Borrowers who find themselves in trouble have often turned to riskier (and often more expensive) private student loans before exhausting their federal student loan eligibility. Federal student loans offer protections like fixed interest rates, income-based repayment and loan forgiveness provisions that are lacking in private student loans. In 2008, 64 percent of private loan borrowers didn’t exhaust their federal loan options and 26 percent didn’t borrow any federal loans, according to the Institute for College Access and Success.
Fortunately, this is easily correctable. All lenders should be required to have colleges certify a private loan before disbursing it, so schools will know who is getting these loans and can counsel them.
High-debt borrowers often get into trouble because they don’t fully understand the risks, repayment responsibilities and total cost of their borrowing. A recent National Economic Research Associates survey of 6,500 high-debt student loan borrowers found that 65 percent misunderstood or were surprised by aspects of their student loans or the student loan process.
Unlike the federal loan process where the school certifies a student’s cost of attendance and loan amounts, the private process only requires schools to provide students with the information they need to confirm their enrollment, cost of attendance and the financial aid they have already received. Until there is a streamlined method for schools to track all private borrowers, schools will continue to waste valuable resources finding them. These resources would be better spent advising students on how to best finance their education.
Consumer and student advocates, private loan companies and the higher education community have all asked Congress to pass legislation that would require private loans to be certified by the school before a single dollar can be disbursed. This would provide a crucial opportunity for financial aid offices to identify borrowers who are at risk of taking on unmanageable debt loads or haven’t exhausted other financial aid opportunities.

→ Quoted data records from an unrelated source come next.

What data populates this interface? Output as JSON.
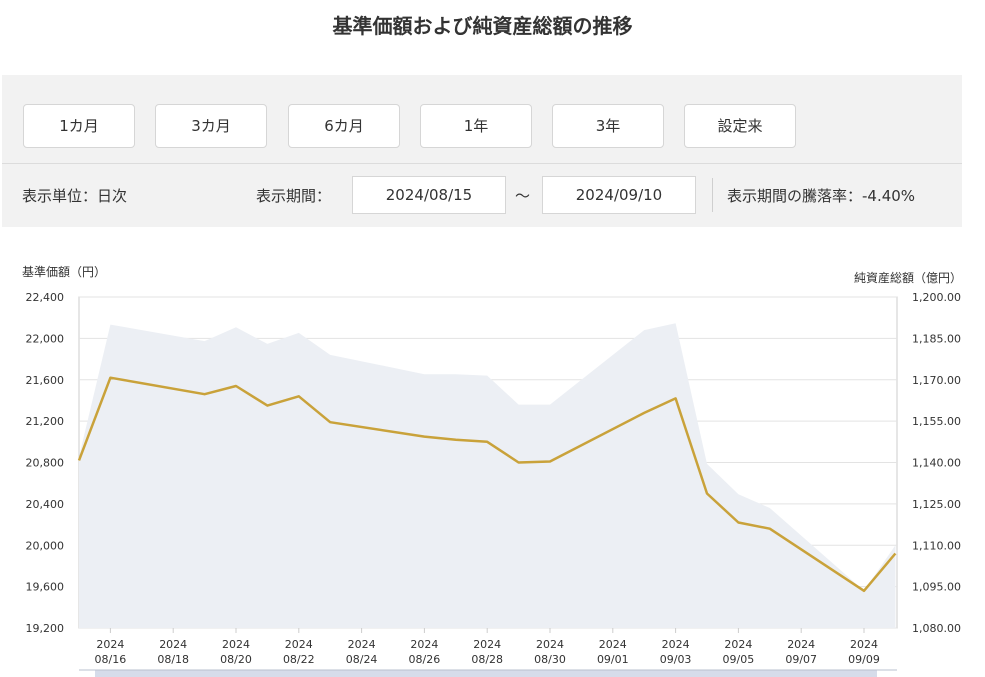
{
  "title": "基準価額および純資産総額の推移",
  "period_buttons": [
    "1カ月",
    "3カ月",
    "6カ月",
    "1年",
    "3年",
    "設定来"
  ],
  "display_unit": "表示単位：日次",
  "display_period_label": "表示期間：",
  "date_from": "2024/08/15",
  "date_sep": "～",
  "date_to": "2024/09/10",
  "change_rate": "表示期間の騰落率：-4.40%",
  "colors": {
    "nav_line": "#c9a23a",
    "assets_area": "#eceff4",
    "panel_bg": "#f2f2f2"
  },
  "chart_data": {
    "type": "line",
    "title": "",
    "ylabel": "基準価額（円）",
    "y2label": "純資産総額（億円）",
    "ylim": [
      19200,
      22400
    ],
    "y2lim": [
      1080,
      1200
    ],
    "yticks": [
      "22,400",
      "22,000",
      "21,600",
      "21,200",
      "20,800",
      "20,400",
      "20,000",
      "19,600",
      "19,200"
    ],
    "y2ticks": [
      "1,200.00",
      "1,185.00",
      "1,170.00",
      "1,155.00",
      "1,140.00",
      "1,125.00",
      "1,110.00",
      "1,095.00",
      "1,080.00"
    ],
    "xtick_labels": [
      [
        "2024",
        "08/16"
      ],
      [
        "2024",
        "08/18"
      ],
      [
        "2024",
        "08/20"
      ],
      [
        "2024",
        "08/22"
      ],
      [
        "2024",
        "08/24"
      ],
      [
        "2024",
        "08/26"
      ],
      [
        "2024",
        "08/28"
      ],
      [
        "2024",
        "08/30"
      ],
      [
        "2024",
        "09/01"
      ],
      [
        "2024",
        "09/03"
      ],
      [
        "2024",
        "09/05"
      ],
      [
        "2024",
        "09/07"
      ],
      [
        "2024",
        "09/09"
      ]
    ],
    "grid": true,
    "series": [
      {
        "type": "line",
        "dates": [
          "2024-08-15",
          "2024-08-16",
          "2024-08-19",
          "2024-08-20",
          "2024-08-21",
          "2024-08-22",
          "2024-08-23",
          "2024-08-26",
          "2024-08-27",
          "2024-08-28",
          "2024-08-29",
          "2024-08-30",
          "2024-09-02",
          "2024-09-03",
          "2024-09-04",
          "2024-09-05",
          "2024-09-06",
          "2024-09-09",
          "2024-09-10"
        ],
        "values": [
          20820,
          21620,
          21460,
          21540,
          21350,
          21440,
          21190,
          21050,
          21020,
          21000,
          20800,
          20810,
          21280,
          21420,
          20500,
          20220,
          20160,
          19560,
          19920
        ]
      },
      {
        "type": "area",
        "dates": [
          "2024-08-15",
          "2024-08-16",
          "2024-08-19",
          "2024-08-20",
          "2024-08-21",
          "2024-08-22",
          "2024-08-23",
          "2024-08-26",
          "2024-08-27",
          "2024-08-28",
          "2024-08-29",
          "2024-08-30",
          "2024-09-02",
          "2024-09-03",
          "2024-09-04",
          "2024-09-05",
          "2024-09-06",
          "2024-09-09",
          "2024-09-10"
        ],
        "values": [
          1142,
          1190,
          1184,
          1189,
          1183,
          1187,
          1179,
          1172,
          1172,
          1171.5,
          1161,
          1161,
          1188,
          1190.5,
          1139.5,
          1128.5,
          1123.5,
          1093.5,
          1110
        ]
      }
    ]
  }
}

Justin Draeger is president and chief execuive of the National Association of Student Financial Aid Administrators.